Calibration standards, performance audits, and the FDA's never-ending safety, labeling, and inspection requirements are just the tip of the iceberg when it comes to dealing with the increasingly stringent quality control standards of the beverage industry. As these quality standards become...
- Protein Design: Automated protein discovery and synthesis
In this paper I describe (theoretically) the method(s) of automated protein discovery and synthesis.
A molecular orbit lower in energy than any of the atomic orbitals from which it is derived, lends stability to a molecule or ion when populated with electron.
The unit used to express dipole moments.
A term used to describe molecules and polyatomic ions that have one atom in center and four atoms at the corners of a tetrahedron.
Law of Conservation of Matter and Energy
The total amount of matter and energy available in the universe is fixed.
A proton donor.
Forces between individual particles (atoms, molecules, ions) of a substance.
Pair of electrons residing on one atom and not shared by other atoms, unshared pair.
The elements in a horizontal row of the periodic table.
High energy particles or rays emitted during the nuclear decay processes.
Amount of a specified pure product actually obtained from a given reaction.
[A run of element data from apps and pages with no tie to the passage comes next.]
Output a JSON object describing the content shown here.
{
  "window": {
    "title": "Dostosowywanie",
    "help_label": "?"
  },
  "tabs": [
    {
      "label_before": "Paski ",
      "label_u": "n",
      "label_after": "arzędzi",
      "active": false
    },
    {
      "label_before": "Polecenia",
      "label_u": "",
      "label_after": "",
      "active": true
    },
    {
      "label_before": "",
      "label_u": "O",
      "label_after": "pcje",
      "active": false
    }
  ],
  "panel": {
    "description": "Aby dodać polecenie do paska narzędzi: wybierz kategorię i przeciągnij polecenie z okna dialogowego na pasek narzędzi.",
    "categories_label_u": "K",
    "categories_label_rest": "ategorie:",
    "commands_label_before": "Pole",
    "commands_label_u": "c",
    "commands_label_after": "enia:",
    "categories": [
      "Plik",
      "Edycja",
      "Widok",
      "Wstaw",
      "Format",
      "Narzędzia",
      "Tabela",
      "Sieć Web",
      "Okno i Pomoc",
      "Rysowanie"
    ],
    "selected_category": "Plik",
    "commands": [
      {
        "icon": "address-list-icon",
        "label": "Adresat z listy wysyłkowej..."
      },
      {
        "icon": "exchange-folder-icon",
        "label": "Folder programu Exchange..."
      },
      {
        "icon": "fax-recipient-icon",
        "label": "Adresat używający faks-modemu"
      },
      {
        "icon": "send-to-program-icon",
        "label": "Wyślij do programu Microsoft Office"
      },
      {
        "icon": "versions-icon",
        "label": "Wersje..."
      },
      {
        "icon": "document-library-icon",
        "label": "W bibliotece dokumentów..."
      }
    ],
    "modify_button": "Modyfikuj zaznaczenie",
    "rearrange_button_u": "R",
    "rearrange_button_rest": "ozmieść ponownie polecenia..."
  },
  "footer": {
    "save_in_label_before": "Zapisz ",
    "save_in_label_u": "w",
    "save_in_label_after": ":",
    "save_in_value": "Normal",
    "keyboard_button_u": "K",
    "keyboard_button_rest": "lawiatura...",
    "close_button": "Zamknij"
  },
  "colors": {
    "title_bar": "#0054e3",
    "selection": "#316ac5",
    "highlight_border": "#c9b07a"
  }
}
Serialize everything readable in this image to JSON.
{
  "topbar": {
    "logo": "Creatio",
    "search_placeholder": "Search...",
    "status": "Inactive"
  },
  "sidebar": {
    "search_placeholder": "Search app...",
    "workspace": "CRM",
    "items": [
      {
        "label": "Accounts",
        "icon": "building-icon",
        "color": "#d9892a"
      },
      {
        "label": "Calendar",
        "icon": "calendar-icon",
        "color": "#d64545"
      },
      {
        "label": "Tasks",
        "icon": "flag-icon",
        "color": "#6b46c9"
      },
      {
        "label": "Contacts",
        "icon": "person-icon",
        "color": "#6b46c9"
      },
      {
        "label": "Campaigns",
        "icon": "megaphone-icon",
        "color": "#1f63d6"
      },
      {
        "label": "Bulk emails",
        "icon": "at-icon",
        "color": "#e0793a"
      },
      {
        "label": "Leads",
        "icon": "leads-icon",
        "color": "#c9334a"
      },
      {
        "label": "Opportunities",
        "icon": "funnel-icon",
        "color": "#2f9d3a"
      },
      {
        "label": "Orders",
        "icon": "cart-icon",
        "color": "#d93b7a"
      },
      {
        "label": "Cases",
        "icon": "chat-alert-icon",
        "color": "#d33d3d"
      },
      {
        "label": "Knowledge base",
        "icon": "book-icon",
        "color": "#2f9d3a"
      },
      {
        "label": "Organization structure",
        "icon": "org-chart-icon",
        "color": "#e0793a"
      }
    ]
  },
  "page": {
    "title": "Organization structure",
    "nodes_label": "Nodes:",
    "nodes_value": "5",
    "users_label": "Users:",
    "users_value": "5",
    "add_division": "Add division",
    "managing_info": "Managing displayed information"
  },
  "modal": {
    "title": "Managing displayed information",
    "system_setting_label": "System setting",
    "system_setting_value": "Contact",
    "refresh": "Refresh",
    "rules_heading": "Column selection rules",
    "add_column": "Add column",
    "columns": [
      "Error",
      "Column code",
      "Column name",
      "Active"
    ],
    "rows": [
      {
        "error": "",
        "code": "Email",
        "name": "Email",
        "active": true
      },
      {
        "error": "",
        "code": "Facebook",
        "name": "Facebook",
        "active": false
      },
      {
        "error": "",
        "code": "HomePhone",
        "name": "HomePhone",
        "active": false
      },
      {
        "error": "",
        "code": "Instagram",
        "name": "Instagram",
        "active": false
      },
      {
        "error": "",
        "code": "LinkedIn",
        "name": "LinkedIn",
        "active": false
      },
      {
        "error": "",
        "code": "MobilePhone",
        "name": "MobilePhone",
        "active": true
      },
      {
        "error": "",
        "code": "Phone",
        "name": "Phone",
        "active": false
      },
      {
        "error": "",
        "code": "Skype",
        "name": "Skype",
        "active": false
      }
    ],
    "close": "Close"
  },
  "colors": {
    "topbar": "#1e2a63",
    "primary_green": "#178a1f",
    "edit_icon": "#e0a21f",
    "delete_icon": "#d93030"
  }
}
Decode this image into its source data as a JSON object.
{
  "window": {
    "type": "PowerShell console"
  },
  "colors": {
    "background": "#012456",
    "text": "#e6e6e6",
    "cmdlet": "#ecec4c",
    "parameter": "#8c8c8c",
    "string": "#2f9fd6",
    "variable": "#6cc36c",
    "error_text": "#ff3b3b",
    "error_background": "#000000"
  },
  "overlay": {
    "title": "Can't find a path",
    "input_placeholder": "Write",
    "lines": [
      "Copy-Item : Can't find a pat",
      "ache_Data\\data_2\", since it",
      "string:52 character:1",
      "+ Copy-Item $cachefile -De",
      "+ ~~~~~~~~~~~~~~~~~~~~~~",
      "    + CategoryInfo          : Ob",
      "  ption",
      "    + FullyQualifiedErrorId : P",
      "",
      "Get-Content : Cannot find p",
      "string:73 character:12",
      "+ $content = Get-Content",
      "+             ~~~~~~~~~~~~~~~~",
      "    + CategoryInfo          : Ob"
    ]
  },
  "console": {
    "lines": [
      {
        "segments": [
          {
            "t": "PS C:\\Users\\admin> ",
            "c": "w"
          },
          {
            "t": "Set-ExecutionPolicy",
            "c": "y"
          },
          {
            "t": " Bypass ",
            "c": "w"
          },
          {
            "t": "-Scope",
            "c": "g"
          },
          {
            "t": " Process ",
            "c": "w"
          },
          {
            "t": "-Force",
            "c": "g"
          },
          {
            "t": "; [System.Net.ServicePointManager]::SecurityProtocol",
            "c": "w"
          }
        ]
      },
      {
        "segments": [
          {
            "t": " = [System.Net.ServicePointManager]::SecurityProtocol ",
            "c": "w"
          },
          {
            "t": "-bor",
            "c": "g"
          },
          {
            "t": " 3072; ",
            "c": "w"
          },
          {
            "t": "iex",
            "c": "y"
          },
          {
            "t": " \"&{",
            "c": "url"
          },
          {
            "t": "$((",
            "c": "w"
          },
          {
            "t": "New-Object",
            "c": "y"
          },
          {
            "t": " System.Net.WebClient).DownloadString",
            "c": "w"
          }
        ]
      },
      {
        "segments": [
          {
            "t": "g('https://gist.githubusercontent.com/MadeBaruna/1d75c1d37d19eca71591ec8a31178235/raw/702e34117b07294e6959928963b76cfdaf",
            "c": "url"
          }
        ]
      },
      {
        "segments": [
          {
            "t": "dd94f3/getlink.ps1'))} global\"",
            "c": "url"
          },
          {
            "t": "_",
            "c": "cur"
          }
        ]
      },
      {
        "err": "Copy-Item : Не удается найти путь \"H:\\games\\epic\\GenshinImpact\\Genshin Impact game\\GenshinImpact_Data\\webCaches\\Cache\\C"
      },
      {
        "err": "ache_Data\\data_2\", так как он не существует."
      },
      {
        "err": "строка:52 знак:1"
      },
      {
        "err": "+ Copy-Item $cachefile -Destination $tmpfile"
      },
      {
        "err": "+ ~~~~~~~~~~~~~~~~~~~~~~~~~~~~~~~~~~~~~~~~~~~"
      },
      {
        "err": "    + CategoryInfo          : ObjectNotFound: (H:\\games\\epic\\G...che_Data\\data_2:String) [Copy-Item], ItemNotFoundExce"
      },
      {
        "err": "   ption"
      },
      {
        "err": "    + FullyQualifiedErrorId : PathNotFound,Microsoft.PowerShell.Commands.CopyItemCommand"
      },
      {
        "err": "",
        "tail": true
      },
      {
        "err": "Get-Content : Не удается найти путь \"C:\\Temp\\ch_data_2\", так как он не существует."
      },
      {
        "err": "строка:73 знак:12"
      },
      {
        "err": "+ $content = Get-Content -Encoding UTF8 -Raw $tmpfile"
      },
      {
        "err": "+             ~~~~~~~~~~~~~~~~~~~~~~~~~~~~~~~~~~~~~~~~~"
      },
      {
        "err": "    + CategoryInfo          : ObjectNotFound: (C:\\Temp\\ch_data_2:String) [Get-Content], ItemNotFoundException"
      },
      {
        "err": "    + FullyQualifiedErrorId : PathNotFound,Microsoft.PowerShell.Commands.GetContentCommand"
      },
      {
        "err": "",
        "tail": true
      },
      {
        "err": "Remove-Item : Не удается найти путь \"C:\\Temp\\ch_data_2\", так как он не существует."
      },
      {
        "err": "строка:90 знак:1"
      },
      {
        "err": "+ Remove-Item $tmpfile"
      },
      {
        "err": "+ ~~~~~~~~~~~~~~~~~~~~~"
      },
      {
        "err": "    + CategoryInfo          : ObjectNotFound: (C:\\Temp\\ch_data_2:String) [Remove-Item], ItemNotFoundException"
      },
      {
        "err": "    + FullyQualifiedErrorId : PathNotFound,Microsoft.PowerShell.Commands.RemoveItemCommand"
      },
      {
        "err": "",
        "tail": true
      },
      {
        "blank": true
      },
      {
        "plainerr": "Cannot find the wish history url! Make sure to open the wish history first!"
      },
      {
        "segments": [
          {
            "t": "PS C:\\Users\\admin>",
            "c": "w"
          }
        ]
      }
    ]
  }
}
Compare with Theoretical Yield.
Solution that resists change in pH, contains either a weak acid and a soluble ionic salt of the acid or a weak base and a soluble ionic salt of the base.
Heat of Crystallization
The amount of heat that must be removed from one gram of a liquid at its freezing point to freeze it with no change in temperature.
Structures of a compound that differ by the extent of rotation about a single bond.
Number of moles of a solute that dissolve to produce a litre of saturated solution.
A theory, that attempts to explain macroscopic observations on gases in microscopic observations on gases in microscopic observations on gases in microscopic or molecular terms.
H2SO4: colorless, oily liquid, boiling point 330C. A 96 percent solution is used in the laboratory.
Fire Hazard: This is a very powerful, acidic oxidizer which can Ignite or even explode on contact with many materials, i.e. acetic acid ,acetone+ HNOs, alcohols, + H202, NH4OH, HCL, NaOH, and others.
Sulfuric acid has a wide range of uses and plays a part in the production of nearly all manufactured goods.
Colloidal suspension of a solid dispersed in a liquid, a semirigid solid.
van der Waals' Equation
An equation of state that extends the ideal gas law to real gases by inclusion of two empirically determined parameters, which are different for different gases.
The drawing of a liquid up the inside of a small-bore tube when adhesive forces exceed cohesive forces, or the depression of the surface of the liquid when cohesive forces exceed the adhesive forces.
Binary compounds of boron and hydrogen.